Mn with the half-life of 2.7 years. Since in the primary decay process only undetectable neutrinos are emitted the activity determination is based on the measurement of secondary x-ray radiation (average energy 5.9 keV) and Auger-electrons (average energy 5.2 keV) that are created as a consequences of the filling of the hole of captured electron. Radioactivity is usually measured with a proportional counter or using liquid scintillation counting. In the 1950s and 1960s, a significant quantity of 55
Fe ended up in stratosphere as a result of the nuclear weapons tests carried out in the atmosphere. In the stratosphere, the 55
Fe deposited as a global fallout. The half-life of 55
Fe is so short that it has all already decayed. 55
Fe is a typical activation product radionuclide in nuclear power plants. It is primarily formed from the iron of the primary circuit. As a result of corrosion iron mobilized into primary circuit coolant water from which it is trapped into purification systems, e.g. ion exchange resins. Radioactive iron has also ended up in the environment from the nuclear power plant accidents. Since the low energy of radiation generated by 55
Fe it is not of major radiological risk concern.
The aim of this work is to analyze 55
Fe from spent ion exchange resins from the purification of nuclear power plant process waters.

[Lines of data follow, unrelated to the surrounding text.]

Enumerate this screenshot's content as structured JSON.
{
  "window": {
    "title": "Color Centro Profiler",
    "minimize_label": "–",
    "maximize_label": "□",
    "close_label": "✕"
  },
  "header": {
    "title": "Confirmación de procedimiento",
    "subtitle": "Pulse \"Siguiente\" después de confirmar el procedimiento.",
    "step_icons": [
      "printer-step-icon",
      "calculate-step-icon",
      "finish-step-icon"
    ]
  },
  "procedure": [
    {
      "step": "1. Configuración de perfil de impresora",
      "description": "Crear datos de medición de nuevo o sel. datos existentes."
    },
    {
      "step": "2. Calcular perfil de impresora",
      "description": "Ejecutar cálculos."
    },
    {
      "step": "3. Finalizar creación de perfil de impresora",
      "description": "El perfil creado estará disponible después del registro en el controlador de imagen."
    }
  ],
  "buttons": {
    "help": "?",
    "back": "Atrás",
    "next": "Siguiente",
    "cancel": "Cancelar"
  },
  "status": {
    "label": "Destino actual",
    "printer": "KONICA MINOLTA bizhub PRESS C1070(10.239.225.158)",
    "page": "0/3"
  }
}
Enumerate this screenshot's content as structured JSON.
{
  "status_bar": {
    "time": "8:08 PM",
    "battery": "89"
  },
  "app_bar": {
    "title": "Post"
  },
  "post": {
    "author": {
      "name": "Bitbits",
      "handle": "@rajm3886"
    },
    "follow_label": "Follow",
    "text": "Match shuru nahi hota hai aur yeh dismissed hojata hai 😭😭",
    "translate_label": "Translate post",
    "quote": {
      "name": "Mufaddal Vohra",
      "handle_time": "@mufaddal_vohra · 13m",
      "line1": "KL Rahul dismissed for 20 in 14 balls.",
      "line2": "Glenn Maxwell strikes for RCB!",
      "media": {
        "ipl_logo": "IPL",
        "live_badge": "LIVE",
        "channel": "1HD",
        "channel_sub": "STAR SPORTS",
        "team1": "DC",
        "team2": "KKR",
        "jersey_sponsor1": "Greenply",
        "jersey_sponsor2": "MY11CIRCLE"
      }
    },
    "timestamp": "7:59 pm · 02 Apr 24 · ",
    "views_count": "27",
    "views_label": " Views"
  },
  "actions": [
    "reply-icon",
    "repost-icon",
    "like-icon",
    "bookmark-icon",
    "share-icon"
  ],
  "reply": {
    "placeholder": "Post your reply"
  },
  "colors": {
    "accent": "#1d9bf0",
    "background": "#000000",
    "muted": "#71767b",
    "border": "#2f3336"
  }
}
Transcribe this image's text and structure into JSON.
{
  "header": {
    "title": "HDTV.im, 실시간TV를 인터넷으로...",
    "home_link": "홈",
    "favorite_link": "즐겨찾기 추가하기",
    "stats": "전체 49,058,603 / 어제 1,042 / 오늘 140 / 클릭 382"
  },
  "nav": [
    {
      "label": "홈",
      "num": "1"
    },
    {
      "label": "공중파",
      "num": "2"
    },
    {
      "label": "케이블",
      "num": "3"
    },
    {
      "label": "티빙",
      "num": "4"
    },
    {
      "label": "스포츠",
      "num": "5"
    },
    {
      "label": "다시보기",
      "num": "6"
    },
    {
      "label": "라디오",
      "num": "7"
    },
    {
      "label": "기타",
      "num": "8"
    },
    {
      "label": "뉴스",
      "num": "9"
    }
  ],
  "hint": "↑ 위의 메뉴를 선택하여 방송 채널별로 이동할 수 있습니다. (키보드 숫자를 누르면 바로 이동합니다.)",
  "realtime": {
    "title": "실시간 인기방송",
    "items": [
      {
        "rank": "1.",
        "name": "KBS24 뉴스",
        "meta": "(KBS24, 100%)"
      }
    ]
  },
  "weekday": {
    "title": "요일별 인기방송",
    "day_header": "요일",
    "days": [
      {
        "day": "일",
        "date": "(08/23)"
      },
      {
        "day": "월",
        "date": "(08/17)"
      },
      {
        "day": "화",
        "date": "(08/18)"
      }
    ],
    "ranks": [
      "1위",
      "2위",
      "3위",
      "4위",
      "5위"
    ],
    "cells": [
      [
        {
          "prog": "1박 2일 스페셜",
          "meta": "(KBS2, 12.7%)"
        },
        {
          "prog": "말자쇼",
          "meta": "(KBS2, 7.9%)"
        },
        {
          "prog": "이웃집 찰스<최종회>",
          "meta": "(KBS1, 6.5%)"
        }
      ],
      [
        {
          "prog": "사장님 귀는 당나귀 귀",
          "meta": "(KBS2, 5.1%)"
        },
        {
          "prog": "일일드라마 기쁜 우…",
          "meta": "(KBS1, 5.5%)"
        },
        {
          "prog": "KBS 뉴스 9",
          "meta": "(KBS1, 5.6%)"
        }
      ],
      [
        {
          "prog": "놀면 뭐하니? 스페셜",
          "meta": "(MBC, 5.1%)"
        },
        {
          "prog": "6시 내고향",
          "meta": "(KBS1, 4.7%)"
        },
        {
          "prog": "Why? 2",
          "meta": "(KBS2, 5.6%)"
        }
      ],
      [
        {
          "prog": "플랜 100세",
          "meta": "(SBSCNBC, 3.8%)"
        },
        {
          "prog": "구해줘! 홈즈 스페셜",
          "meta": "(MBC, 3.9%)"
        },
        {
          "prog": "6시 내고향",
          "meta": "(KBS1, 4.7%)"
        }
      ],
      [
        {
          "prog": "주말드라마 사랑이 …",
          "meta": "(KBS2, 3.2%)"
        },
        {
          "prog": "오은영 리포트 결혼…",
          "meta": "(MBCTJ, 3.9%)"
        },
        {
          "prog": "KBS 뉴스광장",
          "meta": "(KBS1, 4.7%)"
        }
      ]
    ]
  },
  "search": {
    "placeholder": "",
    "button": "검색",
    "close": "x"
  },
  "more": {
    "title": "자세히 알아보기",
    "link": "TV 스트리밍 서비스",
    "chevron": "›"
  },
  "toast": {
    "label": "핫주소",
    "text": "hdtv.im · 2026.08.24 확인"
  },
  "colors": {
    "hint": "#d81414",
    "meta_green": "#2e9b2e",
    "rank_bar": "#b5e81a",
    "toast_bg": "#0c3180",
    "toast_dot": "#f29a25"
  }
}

For to the measurement of 55
Fe radioactivity by liquid scintillation counting iron must be separated from other radionuclides, especially from other radioactive activation and corrosion products.